■ WHAT YOU WILL DO ■
Work out how many lines in the records include the word "signal", then answer with nothing but that number.

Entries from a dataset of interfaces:

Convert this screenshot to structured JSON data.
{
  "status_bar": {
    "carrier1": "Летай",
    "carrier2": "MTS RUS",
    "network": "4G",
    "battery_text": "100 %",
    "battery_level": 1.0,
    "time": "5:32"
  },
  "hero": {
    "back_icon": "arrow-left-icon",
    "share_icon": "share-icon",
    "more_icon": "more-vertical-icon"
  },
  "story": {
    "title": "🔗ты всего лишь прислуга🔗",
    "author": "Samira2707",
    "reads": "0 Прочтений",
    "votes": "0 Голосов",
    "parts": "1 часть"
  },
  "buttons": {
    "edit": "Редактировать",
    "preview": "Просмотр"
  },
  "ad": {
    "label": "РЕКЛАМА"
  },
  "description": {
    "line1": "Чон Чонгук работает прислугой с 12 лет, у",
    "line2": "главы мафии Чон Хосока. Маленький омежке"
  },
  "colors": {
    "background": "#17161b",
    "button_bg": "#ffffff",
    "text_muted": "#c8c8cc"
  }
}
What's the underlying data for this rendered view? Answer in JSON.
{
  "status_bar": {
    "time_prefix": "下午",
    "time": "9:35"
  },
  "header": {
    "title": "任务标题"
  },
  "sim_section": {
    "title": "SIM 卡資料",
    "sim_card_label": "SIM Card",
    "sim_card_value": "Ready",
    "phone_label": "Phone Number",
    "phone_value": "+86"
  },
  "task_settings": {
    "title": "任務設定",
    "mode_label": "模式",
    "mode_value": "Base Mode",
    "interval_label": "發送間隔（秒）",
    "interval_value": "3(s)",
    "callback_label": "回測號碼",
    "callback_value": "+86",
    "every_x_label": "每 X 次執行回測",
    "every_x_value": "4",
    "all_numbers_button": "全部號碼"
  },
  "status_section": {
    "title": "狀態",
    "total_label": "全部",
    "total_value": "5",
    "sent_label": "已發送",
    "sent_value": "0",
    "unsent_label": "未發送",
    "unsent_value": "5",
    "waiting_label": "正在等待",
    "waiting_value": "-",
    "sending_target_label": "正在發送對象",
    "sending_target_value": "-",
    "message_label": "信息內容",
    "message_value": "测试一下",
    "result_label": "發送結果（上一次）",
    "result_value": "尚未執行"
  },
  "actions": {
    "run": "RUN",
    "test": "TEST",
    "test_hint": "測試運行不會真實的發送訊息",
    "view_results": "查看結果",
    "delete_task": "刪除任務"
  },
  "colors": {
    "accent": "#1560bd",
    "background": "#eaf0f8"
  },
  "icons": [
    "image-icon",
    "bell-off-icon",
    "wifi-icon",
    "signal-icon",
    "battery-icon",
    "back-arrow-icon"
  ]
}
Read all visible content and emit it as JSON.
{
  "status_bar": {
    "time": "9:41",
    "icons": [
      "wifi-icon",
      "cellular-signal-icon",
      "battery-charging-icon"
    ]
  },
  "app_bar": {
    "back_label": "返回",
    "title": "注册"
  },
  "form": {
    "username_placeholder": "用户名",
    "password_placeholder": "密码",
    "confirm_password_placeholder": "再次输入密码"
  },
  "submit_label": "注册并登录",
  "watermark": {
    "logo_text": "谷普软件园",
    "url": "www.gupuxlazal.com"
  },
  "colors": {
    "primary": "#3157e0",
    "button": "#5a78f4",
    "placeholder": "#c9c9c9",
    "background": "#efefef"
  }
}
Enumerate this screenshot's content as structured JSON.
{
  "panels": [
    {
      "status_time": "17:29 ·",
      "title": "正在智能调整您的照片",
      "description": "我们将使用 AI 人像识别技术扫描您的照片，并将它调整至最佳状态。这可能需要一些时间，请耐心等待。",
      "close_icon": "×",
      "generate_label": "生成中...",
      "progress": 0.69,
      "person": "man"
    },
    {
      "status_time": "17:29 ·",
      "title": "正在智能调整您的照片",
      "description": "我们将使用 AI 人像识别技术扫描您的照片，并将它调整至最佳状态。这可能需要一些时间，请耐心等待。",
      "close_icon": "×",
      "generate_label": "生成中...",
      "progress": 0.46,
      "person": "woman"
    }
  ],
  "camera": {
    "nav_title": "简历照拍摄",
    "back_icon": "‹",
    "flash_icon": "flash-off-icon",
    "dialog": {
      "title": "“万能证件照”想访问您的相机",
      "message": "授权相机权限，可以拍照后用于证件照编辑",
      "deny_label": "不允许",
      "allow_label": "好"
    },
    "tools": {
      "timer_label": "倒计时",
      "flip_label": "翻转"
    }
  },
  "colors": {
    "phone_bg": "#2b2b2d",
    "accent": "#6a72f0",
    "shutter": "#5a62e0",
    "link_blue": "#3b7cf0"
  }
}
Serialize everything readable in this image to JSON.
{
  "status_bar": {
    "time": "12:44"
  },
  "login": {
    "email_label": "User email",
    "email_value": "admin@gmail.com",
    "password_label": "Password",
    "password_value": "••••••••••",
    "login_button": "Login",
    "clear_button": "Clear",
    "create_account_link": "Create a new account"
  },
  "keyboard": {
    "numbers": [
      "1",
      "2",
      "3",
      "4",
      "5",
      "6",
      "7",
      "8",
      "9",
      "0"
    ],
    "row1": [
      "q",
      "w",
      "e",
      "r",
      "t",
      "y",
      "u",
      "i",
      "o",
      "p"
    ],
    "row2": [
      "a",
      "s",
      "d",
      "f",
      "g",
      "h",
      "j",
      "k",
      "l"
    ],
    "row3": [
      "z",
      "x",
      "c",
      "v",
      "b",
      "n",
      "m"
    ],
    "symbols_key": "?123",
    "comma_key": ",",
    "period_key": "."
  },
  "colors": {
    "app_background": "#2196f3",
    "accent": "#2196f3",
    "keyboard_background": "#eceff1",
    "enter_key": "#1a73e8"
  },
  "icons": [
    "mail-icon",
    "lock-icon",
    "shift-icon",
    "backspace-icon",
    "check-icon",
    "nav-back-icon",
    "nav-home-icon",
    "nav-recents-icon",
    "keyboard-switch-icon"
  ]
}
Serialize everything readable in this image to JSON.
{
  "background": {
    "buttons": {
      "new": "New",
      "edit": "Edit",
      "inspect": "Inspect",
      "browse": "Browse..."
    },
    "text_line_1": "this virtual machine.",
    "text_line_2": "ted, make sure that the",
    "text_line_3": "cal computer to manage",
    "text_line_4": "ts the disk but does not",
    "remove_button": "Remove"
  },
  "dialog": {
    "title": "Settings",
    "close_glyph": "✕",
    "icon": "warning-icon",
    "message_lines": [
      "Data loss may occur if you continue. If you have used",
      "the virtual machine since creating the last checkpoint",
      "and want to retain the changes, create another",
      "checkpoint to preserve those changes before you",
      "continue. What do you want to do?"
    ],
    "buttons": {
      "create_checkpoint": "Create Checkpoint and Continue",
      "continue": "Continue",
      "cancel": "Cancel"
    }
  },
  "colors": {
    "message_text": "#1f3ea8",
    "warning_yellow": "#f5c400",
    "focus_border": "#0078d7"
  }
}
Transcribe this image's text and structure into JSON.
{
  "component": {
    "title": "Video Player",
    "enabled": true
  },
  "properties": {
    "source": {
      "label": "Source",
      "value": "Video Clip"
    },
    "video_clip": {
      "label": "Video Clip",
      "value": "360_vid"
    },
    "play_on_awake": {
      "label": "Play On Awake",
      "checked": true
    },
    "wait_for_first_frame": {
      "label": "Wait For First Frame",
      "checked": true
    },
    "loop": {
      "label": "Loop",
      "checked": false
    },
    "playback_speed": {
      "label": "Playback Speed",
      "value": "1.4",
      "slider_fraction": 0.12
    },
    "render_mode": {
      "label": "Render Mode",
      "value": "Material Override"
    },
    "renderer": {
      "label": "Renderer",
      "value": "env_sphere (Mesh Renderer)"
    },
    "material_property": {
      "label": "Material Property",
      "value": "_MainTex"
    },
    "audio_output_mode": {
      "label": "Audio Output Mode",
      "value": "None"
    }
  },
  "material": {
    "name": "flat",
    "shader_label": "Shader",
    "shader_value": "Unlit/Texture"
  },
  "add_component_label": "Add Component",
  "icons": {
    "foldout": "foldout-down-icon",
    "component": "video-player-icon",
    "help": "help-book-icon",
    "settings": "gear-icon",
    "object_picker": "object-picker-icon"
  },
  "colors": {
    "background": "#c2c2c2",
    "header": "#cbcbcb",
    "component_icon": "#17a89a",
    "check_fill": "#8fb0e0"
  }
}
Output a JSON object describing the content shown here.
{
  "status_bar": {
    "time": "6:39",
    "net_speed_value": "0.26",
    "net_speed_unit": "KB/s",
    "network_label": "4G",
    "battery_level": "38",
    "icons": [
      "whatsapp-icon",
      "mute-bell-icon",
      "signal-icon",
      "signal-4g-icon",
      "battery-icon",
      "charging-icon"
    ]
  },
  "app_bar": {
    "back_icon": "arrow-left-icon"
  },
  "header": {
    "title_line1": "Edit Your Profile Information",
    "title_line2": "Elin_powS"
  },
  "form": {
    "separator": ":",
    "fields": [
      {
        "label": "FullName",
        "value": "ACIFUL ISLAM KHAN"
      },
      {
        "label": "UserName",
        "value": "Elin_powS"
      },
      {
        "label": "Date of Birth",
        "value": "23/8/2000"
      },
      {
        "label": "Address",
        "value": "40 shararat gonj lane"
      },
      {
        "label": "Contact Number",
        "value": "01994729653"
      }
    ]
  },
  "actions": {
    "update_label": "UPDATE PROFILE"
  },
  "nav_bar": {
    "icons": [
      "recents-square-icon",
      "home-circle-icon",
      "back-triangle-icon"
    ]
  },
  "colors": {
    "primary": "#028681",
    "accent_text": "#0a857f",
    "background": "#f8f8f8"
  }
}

■ YOUR RESPONSE ■
4